Yet, the day after the failure of Lehman, the Federal Reserve provided emergency credit to insurer AIG. The coming months (and years) would be defined by extraordinary actions by governments and central banks as they pumped unprecedented amounts of liquidity into the financial system, bailing out many struggling institutions and orchestrating liquidations.
While the nexus of the crisis was securitized subprime mortgages, banks shoring up their balance sheets rendered once liquid markets illiquid with the contagion spreading across countries and industries. This dislocation was especially pronounced in credit markets where even debt that was performing traded at steep discounts. It is common for bondholders to be more cautious than stock investors late in an economic cycle, which NEPC highlighted as an opportunistic credit opportunity in July 2008. As the Crisis dragged on, losses accelerated through November 2008, with meaningful recovery only taking place after March 2009.
A key concern about the next market downturn, whenever that happens, is how the raft of reforms and regulation—notably Dodd-Frank and Basel—created on the heels of the Crisis alters the “too big to fail” dynamic and the risks of contagion. While every downturn is different, the hope is that the world economy makes it through without the extraordinary measures that defined the Crisis.

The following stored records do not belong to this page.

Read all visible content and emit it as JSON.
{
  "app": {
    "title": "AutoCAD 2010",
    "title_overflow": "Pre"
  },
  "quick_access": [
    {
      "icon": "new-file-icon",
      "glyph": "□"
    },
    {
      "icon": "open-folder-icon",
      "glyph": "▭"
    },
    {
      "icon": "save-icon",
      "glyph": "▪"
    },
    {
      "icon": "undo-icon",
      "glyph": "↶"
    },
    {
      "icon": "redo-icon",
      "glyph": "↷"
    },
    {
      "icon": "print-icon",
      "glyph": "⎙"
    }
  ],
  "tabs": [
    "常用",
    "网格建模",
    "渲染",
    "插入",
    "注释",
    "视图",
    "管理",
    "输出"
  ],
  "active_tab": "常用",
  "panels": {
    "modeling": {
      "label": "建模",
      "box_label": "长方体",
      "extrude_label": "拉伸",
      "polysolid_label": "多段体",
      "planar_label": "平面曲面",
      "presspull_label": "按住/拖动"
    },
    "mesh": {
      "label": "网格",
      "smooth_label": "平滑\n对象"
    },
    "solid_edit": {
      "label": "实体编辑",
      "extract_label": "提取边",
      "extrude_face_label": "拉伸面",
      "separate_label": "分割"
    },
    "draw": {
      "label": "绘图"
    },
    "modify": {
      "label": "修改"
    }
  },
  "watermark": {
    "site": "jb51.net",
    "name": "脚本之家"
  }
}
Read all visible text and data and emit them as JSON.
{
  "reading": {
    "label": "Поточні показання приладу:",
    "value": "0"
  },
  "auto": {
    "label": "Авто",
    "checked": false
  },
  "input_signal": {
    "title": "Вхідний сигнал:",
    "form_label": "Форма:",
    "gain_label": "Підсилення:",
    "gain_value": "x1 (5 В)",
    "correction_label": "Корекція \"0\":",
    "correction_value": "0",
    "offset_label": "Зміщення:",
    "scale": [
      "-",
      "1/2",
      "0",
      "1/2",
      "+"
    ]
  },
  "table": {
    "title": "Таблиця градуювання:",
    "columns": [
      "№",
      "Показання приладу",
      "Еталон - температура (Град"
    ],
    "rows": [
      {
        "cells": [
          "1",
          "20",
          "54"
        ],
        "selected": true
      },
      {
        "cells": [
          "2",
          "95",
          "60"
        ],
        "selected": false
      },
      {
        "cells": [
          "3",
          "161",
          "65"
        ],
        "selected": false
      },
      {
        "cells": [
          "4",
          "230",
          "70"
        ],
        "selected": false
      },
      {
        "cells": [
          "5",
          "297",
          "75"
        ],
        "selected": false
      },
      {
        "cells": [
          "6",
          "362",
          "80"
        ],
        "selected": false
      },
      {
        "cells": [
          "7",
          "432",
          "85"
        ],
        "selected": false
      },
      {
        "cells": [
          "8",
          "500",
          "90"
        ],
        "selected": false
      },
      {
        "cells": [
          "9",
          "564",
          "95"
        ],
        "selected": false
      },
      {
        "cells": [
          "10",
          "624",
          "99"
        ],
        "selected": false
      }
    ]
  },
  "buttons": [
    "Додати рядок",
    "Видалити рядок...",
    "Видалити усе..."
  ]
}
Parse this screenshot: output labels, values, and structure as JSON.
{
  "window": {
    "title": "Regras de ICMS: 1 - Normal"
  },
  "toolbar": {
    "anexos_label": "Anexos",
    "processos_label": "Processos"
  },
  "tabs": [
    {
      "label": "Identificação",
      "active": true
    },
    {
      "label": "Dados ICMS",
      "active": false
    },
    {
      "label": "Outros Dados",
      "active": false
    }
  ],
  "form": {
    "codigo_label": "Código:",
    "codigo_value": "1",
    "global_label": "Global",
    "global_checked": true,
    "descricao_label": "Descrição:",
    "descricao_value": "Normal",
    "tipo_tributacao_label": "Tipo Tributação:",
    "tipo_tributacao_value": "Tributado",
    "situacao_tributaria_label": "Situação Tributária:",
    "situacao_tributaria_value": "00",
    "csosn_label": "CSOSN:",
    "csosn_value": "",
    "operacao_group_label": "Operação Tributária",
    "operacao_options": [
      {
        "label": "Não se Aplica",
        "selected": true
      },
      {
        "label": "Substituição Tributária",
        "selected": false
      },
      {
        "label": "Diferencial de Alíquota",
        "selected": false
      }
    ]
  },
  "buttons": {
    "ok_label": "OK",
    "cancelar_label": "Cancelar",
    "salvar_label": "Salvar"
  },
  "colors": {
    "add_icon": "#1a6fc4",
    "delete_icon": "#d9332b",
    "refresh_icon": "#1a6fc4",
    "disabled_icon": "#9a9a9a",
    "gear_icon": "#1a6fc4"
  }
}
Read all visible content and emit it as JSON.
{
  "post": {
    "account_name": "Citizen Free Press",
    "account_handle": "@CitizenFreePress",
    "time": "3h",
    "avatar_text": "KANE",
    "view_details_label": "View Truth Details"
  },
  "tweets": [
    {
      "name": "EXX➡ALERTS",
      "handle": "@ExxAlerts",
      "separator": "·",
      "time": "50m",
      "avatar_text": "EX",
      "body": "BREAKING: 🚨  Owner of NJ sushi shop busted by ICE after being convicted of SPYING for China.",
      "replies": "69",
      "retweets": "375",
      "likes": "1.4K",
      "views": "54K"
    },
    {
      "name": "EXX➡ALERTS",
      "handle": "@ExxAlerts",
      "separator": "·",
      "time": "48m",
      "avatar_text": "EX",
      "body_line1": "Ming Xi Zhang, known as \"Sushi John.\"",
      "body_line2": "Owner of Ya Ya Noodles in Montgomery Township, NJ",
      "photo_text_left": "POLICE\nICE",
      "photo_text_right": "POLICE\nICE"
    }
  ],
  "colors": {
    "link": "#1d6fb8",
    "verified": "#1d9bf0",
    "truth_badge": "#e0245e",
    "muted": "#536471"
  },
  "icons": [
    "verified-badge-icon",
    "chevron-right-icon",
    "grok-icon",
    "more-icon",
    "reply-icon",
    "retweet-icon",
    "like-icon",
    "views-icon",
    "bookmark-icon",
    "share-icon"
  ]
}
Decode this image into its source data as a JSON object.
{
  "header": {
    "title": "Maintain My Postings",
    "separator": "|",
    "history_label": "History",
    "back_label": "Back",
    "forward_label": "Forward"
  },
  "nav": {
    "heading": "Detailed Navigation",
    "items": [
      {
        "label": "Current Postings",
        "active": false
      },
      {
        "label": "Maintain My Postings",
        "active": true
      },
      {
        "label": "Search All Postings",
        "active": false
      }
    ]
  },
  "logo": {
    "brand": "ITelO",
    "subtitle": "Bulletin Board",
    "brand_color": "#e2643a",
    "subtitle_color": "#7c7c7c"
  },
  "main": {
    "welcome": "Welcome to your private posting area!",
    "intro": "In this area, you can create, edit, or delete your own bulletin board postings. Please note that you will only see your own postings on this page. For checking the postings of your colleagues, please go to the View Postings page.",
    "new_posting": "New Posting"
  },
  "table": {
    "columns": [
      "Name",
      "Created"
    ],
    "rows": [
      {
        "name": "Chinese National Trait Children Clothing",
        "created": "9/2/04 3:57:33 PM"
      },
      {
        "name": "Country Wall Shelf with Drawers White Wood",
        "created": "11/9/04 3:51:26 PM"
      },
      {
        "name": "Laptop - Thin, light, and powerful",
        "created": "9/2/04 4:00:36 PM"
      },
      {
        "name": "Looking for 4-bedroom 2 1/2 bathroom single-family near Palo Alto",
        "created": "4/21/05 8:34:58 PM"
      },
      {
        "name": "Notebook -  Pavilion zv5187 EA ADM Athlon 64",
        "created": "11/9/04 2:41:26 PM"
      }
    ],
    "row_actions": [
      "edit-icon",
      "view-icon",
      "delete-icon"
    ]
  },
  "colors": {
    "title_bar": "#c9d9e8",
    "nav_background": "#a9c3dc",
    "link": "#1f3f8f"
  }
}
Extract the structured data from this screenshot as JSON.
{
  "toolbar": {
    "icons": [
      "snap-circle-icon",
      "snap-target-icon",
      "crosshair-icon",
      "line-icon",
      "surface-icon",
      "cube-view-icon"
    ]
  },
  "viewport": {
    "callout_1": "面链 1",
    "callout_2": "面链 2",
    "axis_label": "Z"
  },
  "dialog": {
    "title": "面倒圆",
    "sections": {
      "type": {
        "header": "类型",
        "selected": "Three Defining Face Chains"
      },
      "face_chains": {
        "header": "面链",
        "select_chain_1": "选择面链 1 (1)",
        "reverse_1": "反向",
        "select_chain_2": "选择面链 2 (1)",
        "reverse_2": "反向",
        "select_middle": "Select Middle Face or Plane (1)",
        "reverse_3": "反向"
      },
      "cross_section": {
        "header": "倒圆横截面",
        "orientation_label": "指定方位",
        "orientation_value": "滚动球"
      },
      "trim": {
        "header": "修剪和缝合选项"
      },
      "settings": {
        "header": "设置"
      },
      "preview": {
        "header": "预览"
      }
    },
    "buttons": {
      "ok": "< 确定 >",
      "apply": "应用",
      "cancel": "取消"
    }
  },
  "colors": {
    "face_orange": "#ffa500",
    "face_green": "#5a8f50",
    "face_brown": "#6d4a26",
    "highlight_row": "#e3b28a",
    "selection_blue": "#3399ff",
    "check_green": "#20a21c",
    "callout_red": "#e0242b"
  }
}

When we started this series last October, we noted that the S&P 500 was at an all-time high. This remains true almost a year later. Meanwhile, the Fed continues to gradually tighten monetary policy and has begun the process of unwinding its balance sheet.
Just as the Lehman collapse was the seminal event of the Crisis, the Fed’s balance sheet expansion was likely the defining moment of the recovery. In the last year alone, the central bank’s balance sheet has dropped by nearly $250 billion and is expected to further decline in the years ahead.
The unknowns remain: will the next downturn also require extraordinary measures? And, equally pertinent, how much ammunition does the Fed really possess with an already elevated balance sheet and relatively low interest rates? While an imminent recession appears unlikely, certain data points give us pause. Credit spreads remain tight in contrast to 10 years ago. The Treasury yield curve is at its narrowest level since 2008 and equity valuations are at their highest levels since the late 1990s.
Should the yield curve approach zero and these indicators weaken, we expect our market outlook to change. For more information, please contact your NEPC consultant.